Story by Jack Foley

HIT musical Hamilton has swept the board at this year’s Olivier Awards, picking up seven gongs including best new musical.

Lin-Manuel Miranda, creator of the West End sensation about founding father Alexander Hamilton, was jointly awarded the outstanding achievement in music prize with orchestrator Alex Lacamoire.

While further awards came for Giles Terera, as best actor in a musical for his portrayal of Hamilton’s nemesis Aaron Burr, and Michael Jibson, as best supporting musical actor for playing King George III.

The show also picked up some technical awards for best lighting design, best sound design and best theatre choreographer.

However, it failed to break the record for the most Olivier Awards, which was set by Harry Potter & The Cursed Child last year when it picked up nine.

Other notable awards at theatre’s most prestigious night included former Breaking Bad star Bryan Cranston being honoured as best actor for his performance in Network.
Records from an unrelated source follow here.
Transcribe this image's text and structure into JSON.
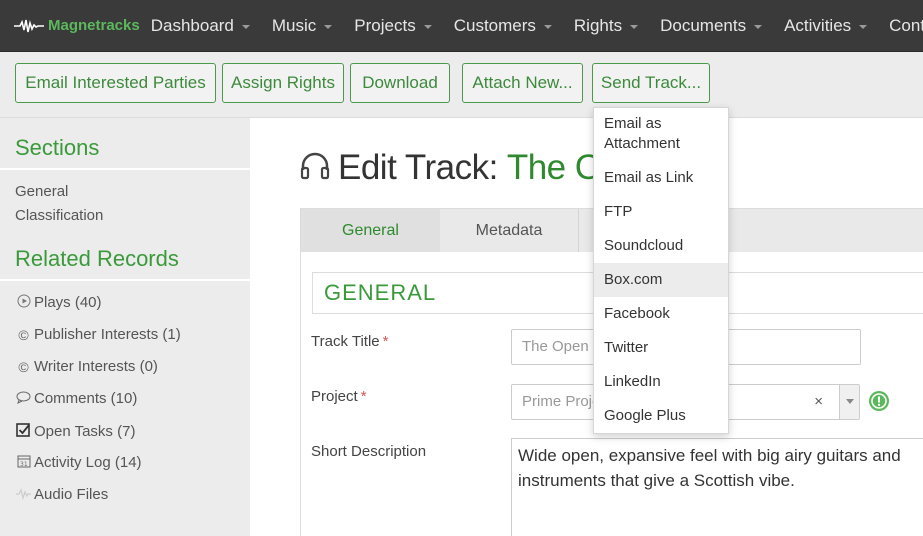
{
  "brand": {
    "name": "Magnetracks",
    "logo_icon": "waveform-icon"
  },
  "nav": {
    "items": [
      {
        "label": "Dashboard",
        "dropdown": true
      },
      {
        "label": "Music",
        "dropdown": true
      },
      {
        "label": "Projects",
        "dropdown": true
      },
      {
        "label": "Customers",
        "dropdown": true
      },
      {
        "label": "Rights",
        "dropdown": true
      },
      {
        "label": "Documents",
        "dropdown": true
      },
      {
        "label": "Activities",
        "dropdown": true
      },
      {
        "label": "Contr",
        "dropdown": false
      }
    ]
  },
  "toolbar": {
    "email_interested": "Email Interested Parties",
    "assign_rights": "Assign Rights",
    "download": "Download",
    "attach_new": "Attach New...",
    "send_track": "Send Track..."
  },
  "send_menu": {
    "items": [
      "Email as Attachment",
      "Email as Link",
      "FTP",
      "Soundcloud",
      "Box.com",
      "Facebook",
      "Twitter",
      "LinkedIn",
      "Google Plus"
    ],
    "highlighted": "Box.com"
  },
  "sidebar": {
    "sections_heading": "Sections",
    "sections": [
      "General",
      "Classification"
    ],
    "related_heading": "Related Records",
    "related": [
      {
        "label": "Plays (40)",
        "icon": "play-circle-icon"
      },
      {
        "label": "Publisher Interests (1)",
        "icon": "copyright-icon"
      },
      {
        "label": "Writer Interests (0)",
        "icon": "copyright-icon"
      },
      {
        "label": "Comments (10)",
        "icon": "comment-icon"
      },
      {
        "label": "Open Tasks (7)",
        "icon": "checkbox-icon"
      },
      {
        "label": "Activity Log (14)",
        "icon": "calendar-icon"
      },
      {
        "label": "Audio Files",
        "icon": "audio-icon"
      }
    ]
  },
  "main": {
    "title_prefix": "Edit Track:",
    "title_name": "The Op",
    "title_icon": "headphones-icon",
    "tabs": [
      "General",
      "Metadata"
    ],
    "active_tab": "General",
    "section_title": "GENERAL",
    "fields": {
      "track_title_label": "Track Title",
      "track_title_value": "The Open F",
      "project_label": "Project",
      "project_value": "Prime Proje",
      "project_clear": "×",
      "short_description_label": "Short Description",
      "short_description_value": "Wide open, expansive feel with big airy guitars and instruments that give a Scottish vibe.",
      "required_marker": "*"
    }
  },
  "colors": {
    "accent": "#3a9a3a",
    "nav_bg": "#3a3a3a",
    "required": "#d9534f"
  }
}
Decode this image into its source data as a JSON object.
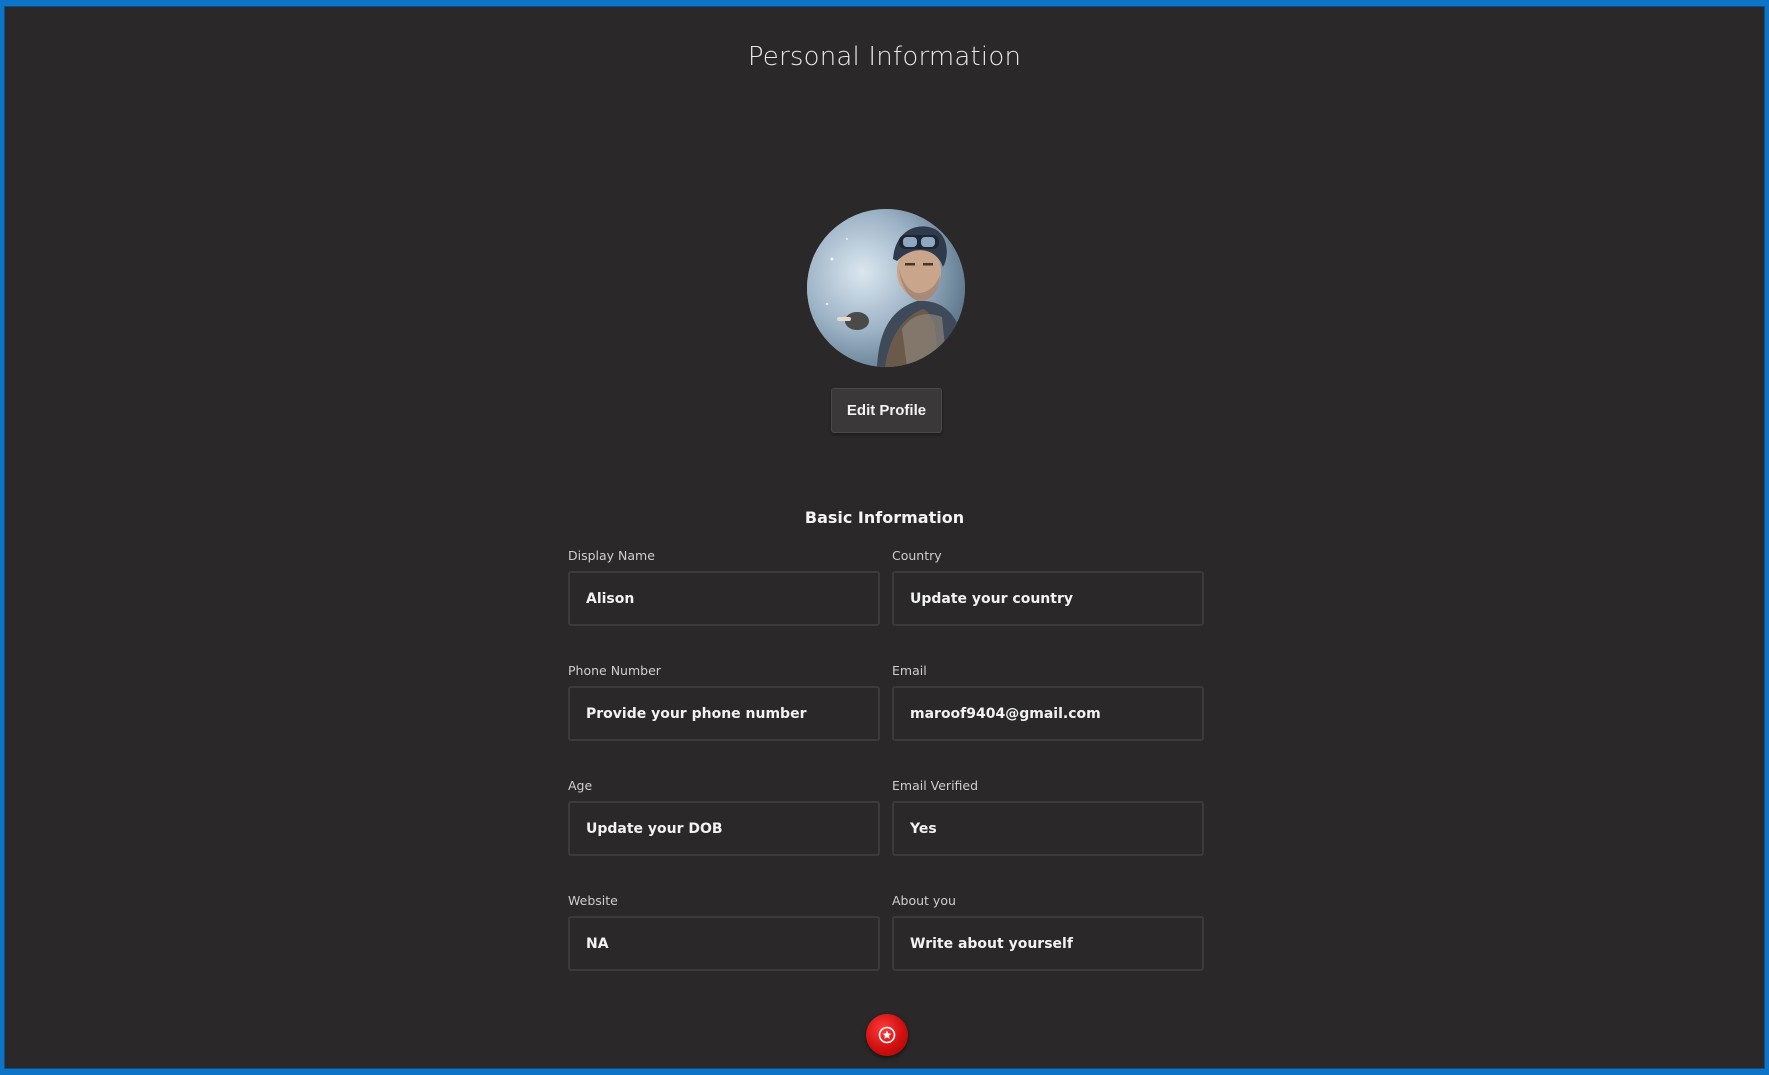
{
  "header": {
    "title": "Personal Information"
  },
  "profile": {
    "avatar_icon": "profile-photo",
    "edit_label": "Edit Profile"
  },
  "basic_info": {
    "title": "Basic Information",
    "fields": [
      {
        "label": "Display Name",
        "value": "Alison"
      },
      {
        "label": "Country",
        "value": "Update your country"
      },
      {
        "label": "Phone Number",
        "value": "Provide your phone number"
      },
      {
        "label": "Email",
        "value": "maroof9404@gmail.com"
      },
      {
        "label": "Age",
        "value": "Update your DOB"
      },
      {
        "label": "Email Verified",
        "value": "Yes"
      },
      {
        "label": "Website",
        "value": "NA"
      },
      {
        "label": "About you",
        "value": "Write about yourself"
      }
    ]
  },
  "fab": {
    "icon": "badge-icon",
    "color": "#d10f0f"
  },
  "colors": {
    "background": "#2a2829",
    "frame_border": "#0d74c8",
    "field_border": "#3c3a3b"
  }
}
While Laura Donnelly was named best actress for her performance as Caitlin in The Ferryman, Jez Butterworth’s play that also won two more awards: for best new play and best director for Sam Mendes.

The play, which unfolds in rural Derry in 1981 against the backdrop of The Troubles, was inspired by Butterworth’s partner, Laura Donnelly’s own family. It is now heading to Broadway.

Another of the night’s top acting prizes, for best supporting actress, went to Denise Gough was for Angels in America, which also won The National Theatre an award for best revival.

But although Gough was not there to collect her award, a statement read by actress Ophelia Lovibond highlighted the importance of the Time’s Up movement.

Bob Dylan-inspired musical Girl From The North Country was also honoured at the ceremony, with Shirley Henderson winning best actress in a musical and Sheila Atim winning best supporting role in a musical.

Bertie Carvel was named best actor in a supporting role for Ink, while its writer, James Graham, won best new comedy for another play, Labour of Love.

David Lan won the special award in recognition of his outstanding contribution for his artistic directorship of the Young Vic.

While The Royal Court’s production of Killology won outstanding achievement in affiliate theatre and Dick Whittington won the Olivier for best entertainment and family.

This year’s ceremony took place at the Royal Albert Hall, and was hosted by Catherine Tate.

View the winners in full